Search the material below for the word "kind". Copy every line that has it.

- **Dataset extract**:
────────
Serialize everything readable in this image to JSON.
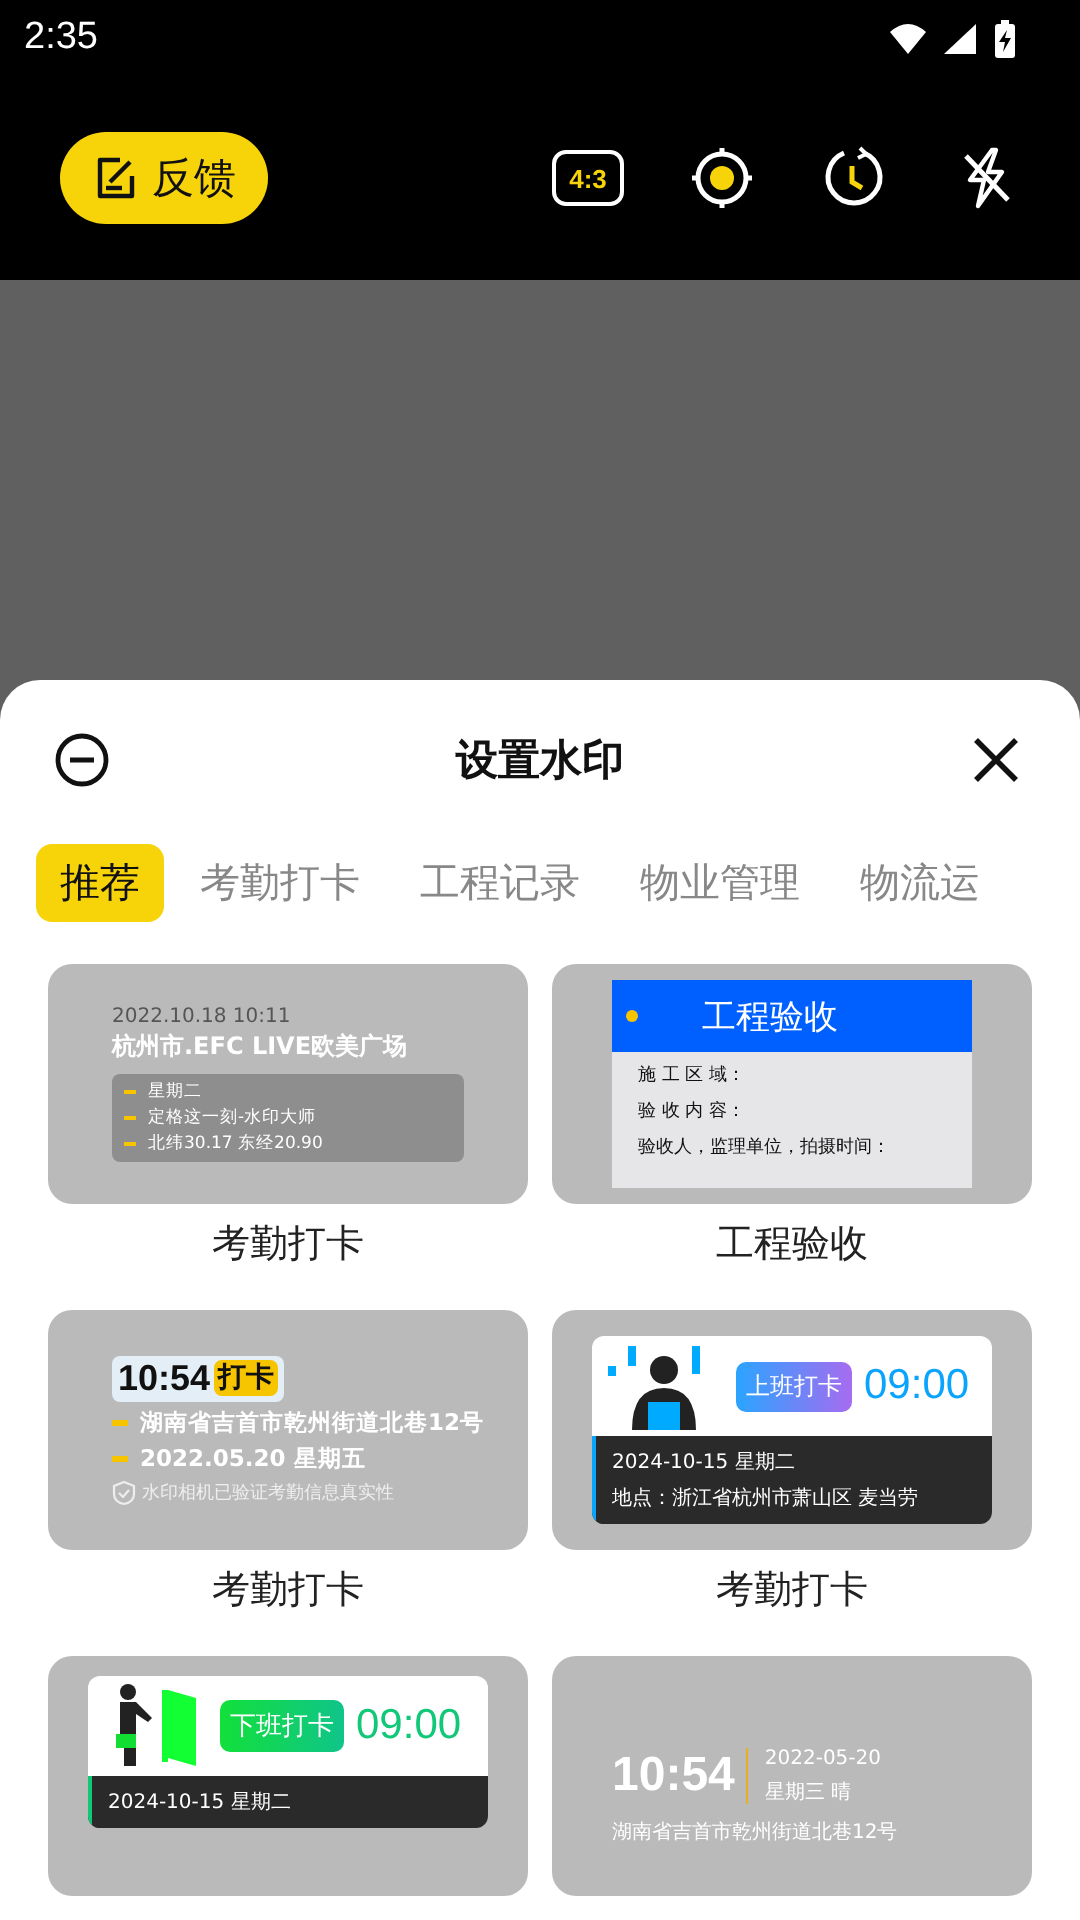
{
  "status_bar": {
    "time": "2:35"
  },
  "toolbar": {
    "feedback_button": "反馈",
    "aspect_ratio": "4:3"
  },
  "sheet": {
    "title": "设置水印",
    "tabs": [
      {
        "label": "推荐",
        "selected": true
      },
      {
        "label": "考勤打卡",
        "selected": false
      },
      {
        "label": "工程记录",
        "selected": false
      },
      {
        "label": "物业管理",
        "selected": false
      },
      {
        "label": "物流运",
        "selected": false
      }
    ],
    "templates": [
      {
        "kind": "location",
        "label": "考勤打卡",
        "time": "2022.10.18 10:11",
        "place": "杭州市.EFC LIVE欧美广场",
        "lines": [
          "星期二",
          "定格这一刻-水印大师",
          "北纬30.17 东经20.90"
        ]
      },
      {
        "kind": "engineering",
        "label": "工程验收",
        "title": "工程验收",
        "fields": [
          "施 工 区 域：",
          "验 收 内 容：",
          "验收人，监理单位，拍摄时间："
        ]
      },
      {
        "kind": "clock_in",
        "label": "考勤打卡",
        "time": "10:54",
        "tag": "打卡",
        "lines": [
          "湖南省吉首市乾州街道北巷12号",
          "2022.05.20 星期五"
        ],
        "note": "水印相机已验证考勤信息真实性"
      },
      {
        "kind": "on_duty",
        "label": "考勤打卡",
        "badge": "上班打卡",
        "time": "09:00",
        "date": "2024-10-15 星期二",
        "place": "地点：浙江省杭州市萧山区 麦当劳"
      },
      {
        "kind": "off_duty",
        "badge": "下班打卡",
        "time": "09:00",
        "date": "2024-10-15 星期二"
      },
      {
        "kind": "time_weather",
        "time": "10:54",
        "date": "2022-05-20",
        "weather": "星期三 晴",
        "address": "湖南省吉首市乾州街道北巷12号"
      }
    ]
  }
}
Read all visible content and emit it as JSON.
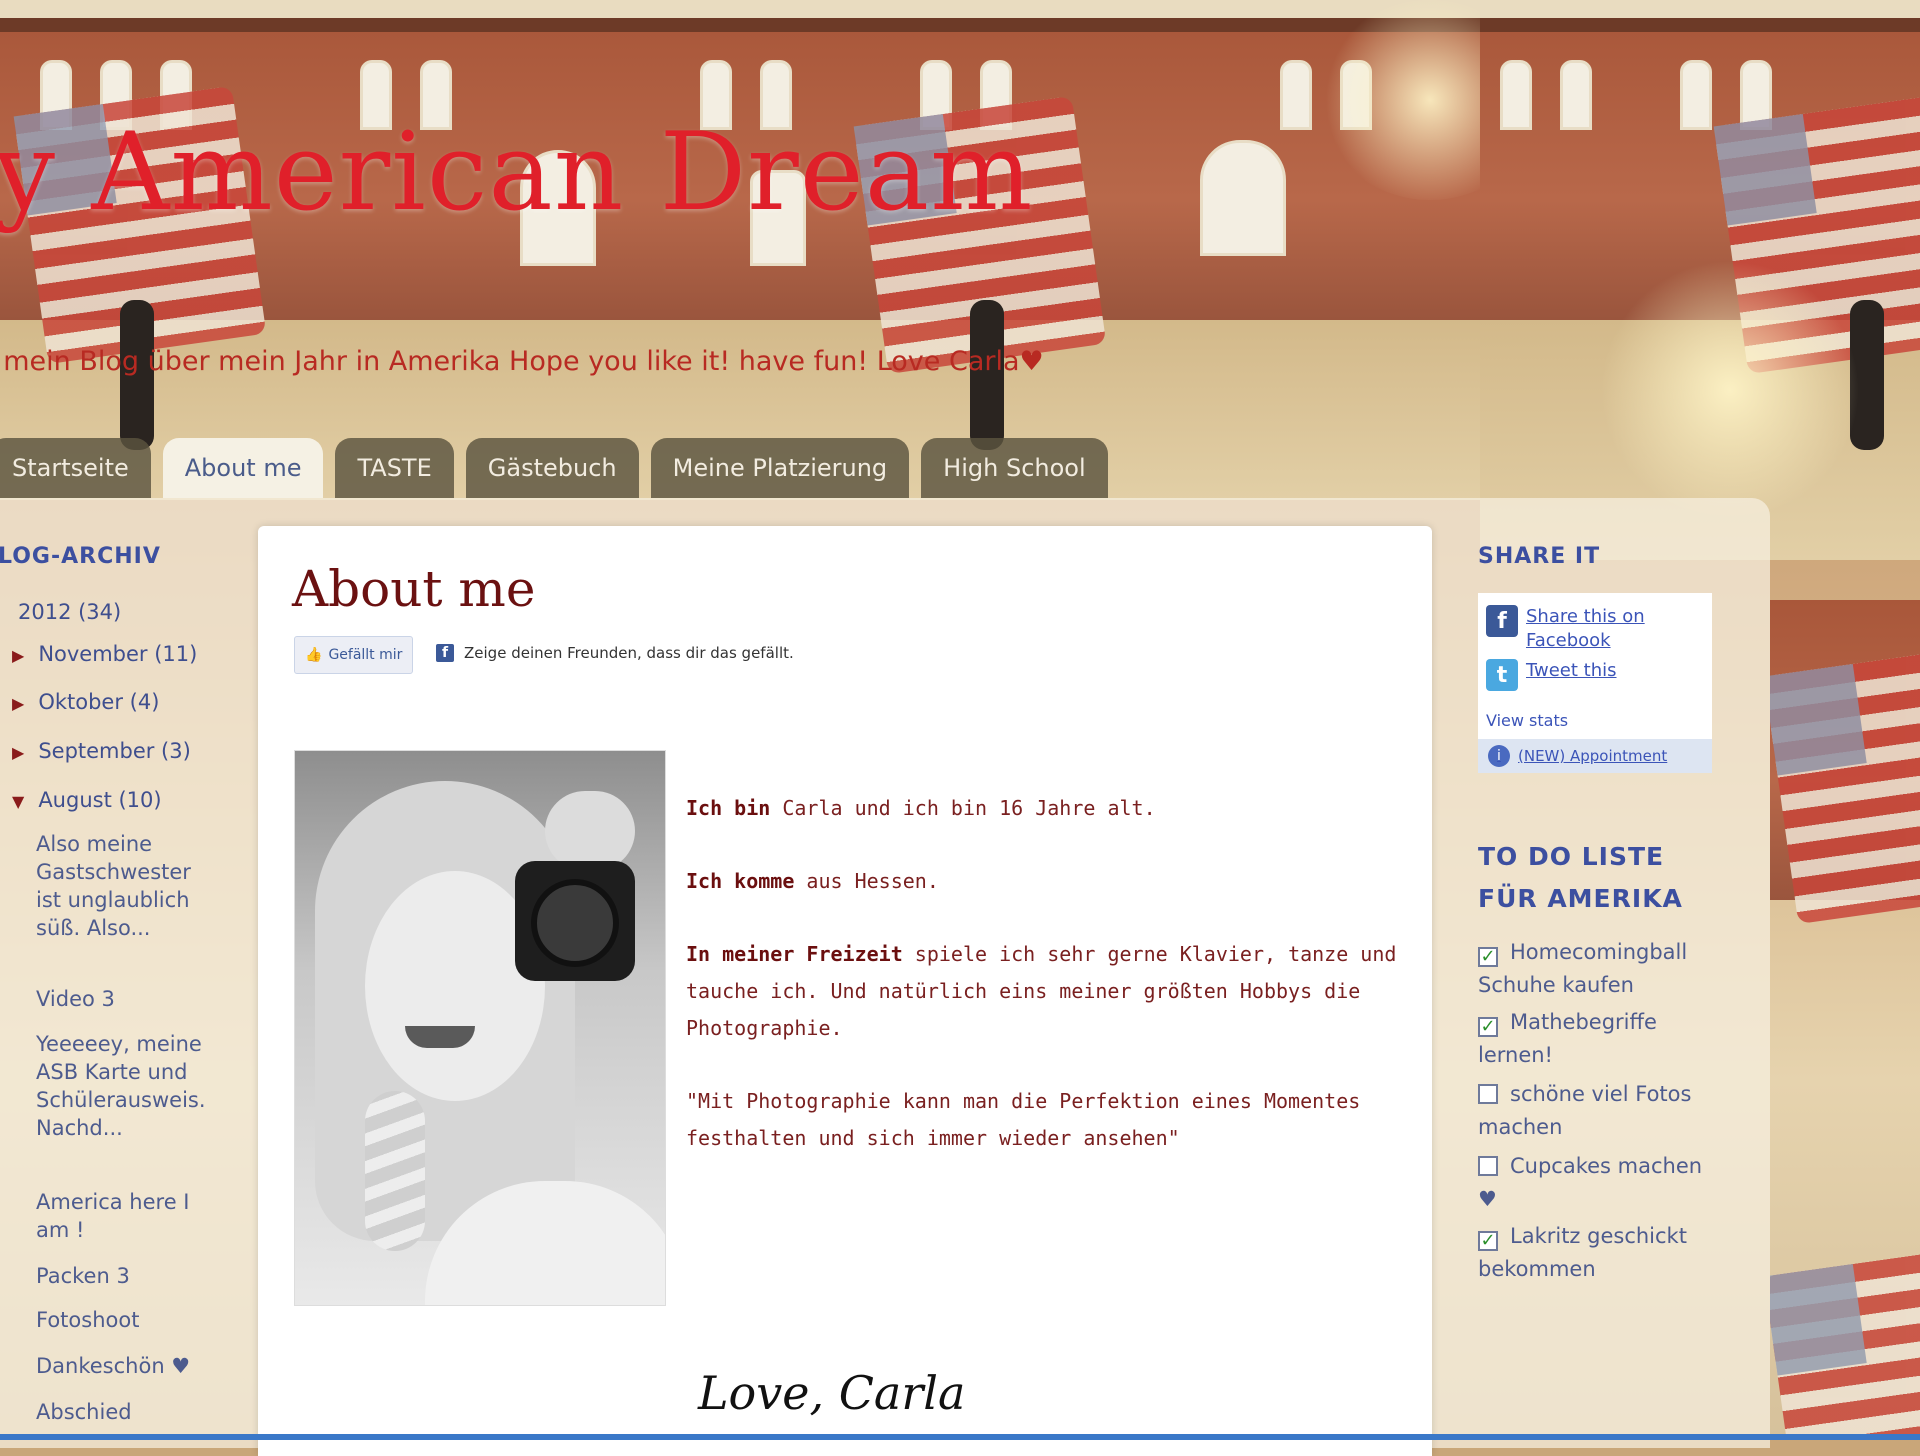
{
  "header": {
    "blog_title": "y American Dream",
    "description": "st mein Blog über mein Jahr in Amerika Hope you like it! have fun! Love Carla♥"
  },
  "tabs": [
    {
      "label": "Startseite",
      "active": false
    },
    {
      "label": "About me",
      "active": true
    },
    {
      "label": "TASTE",
      "active": false
    },
    {
      "label": "Gästebuch",
      "active": false
    },
    {
      "label": "Meine Platzierung",
      "active": false
    },
    {
      "label": "High School",
      "active": false
    }
  ],
  "left_sidebar": {
    "title": "LOG-ARCHIV",
    "year": "2012 (34)",
    "months": [
      {
        "label": "November (11)",
        "caret": "▶"
      },
      {
        "label": "Oktober (4)",
        "caret": "▶"
      },
      {
        "label": "September (3)",
        "caret": "▶"
      },
      {
        "label": "August (10)",
        "caret": "▼"
      }
    ],
    "posts": [
      "Also meine Gastschwester ist unglaublich süß. Also...",
      "Video 3",
      "Yeeeeey, meine ASB Karte und Schülerausweis. Nachd...",
      "America here I am !",
      "Packen 3",
      "Fotoshoot",
      "Dankeschön ♥",
      "Abschied"
    ]
  },
  "post": {
    "title": "About me",
    "like_button": "Gefällt mir",
    "like_prompt": "Zeige deinen Freunden, dass dir das gefällt.",
    "lines": [
      {
        "bold": "Ich bin",
        "rest": " Carla und ich bin 16 Jahre alt."
      },
      {
        "bold": "Ich komme",
        "rest": " aus Hessen."
      },
      {
        "bold": "In meiner Freizeit",
        "rest": " spiele ich sehr gerne Klavier, tanze und tauche ich. Und natürlich eins meiner größten Hobbys die Photographie."
      },
      {
        "bold": "",
        "rest": "\"Mit Photographie kann man die Perfektion eines Momentes festhalten und sich immer wieder ansehen\""
      }
    ],
    "signature": "Love, Carla"
  },
  "right_sidebar": {
    "share_title": "SHARE IT",
    "share_facebook": "Share this on Facebook",
    "share_twitter": "Tweet this",
    "view_stats": "View stats",
    "appointment": "(NEW) Appointment",
    "todo_title": "TO DO LISTE FÜR AMERIKA",
    "todo_items": [
      {
        "label": "Homecomingball Schuhe kaufen",
        "checked": true
      },
      {
        "label": "Mathebegriffe lernen!",
        "checked": true
      },
      {
        "label": "schöne viel Fotos machen",
        "checked": false
      },
      {
        "label": "Cupcakes machen ♥",
        "checked": false
      },
      {
        "label": "Lakritz geschickt bekommen",
        "checked": true
      }
    ]
  },
  "colors": {
    "title_red": "#e0202a",
    "post_text": "#7a2020",
    "sidebar_blue": "#3c4fa0",
    "tab_bg": "#5c5440"
  },
  "icons": [
    "facebook-icon",
    "twitter-icon",
    "info-icon",
    "thumbs-up-icon",
    "caret-right-icon",
    "caret-down-icon",
    "checkbox-icon"
  ]
}
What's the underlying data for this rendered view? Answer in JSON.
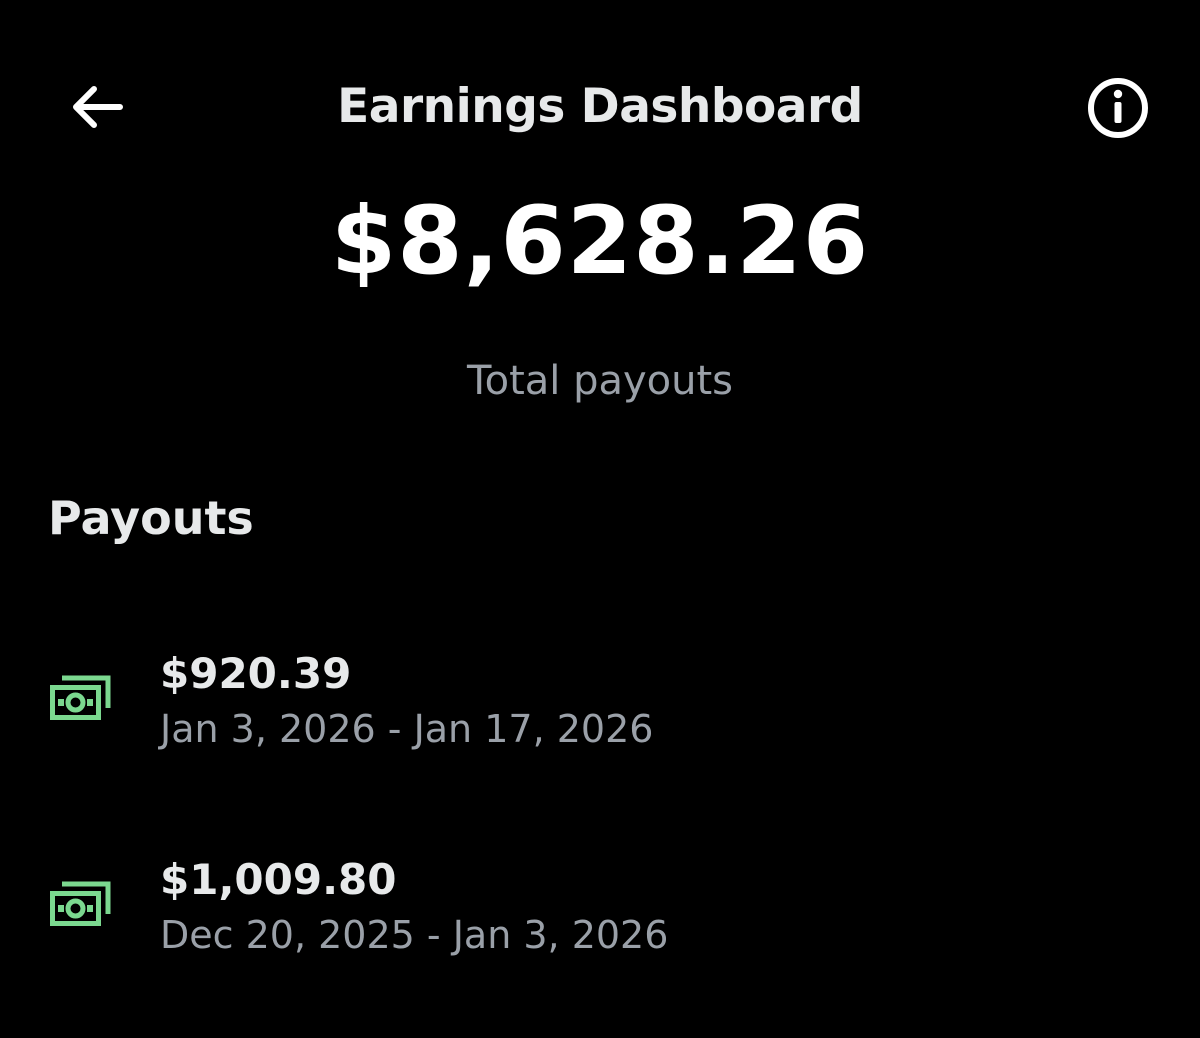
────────
- **Answer to this task**:
        "kind": "location",
        "kind": "engineering",
        "kind": "clock_in",
        "kind": "on_duty",
        "kind": "off_duty",
        "kind": "time_weather",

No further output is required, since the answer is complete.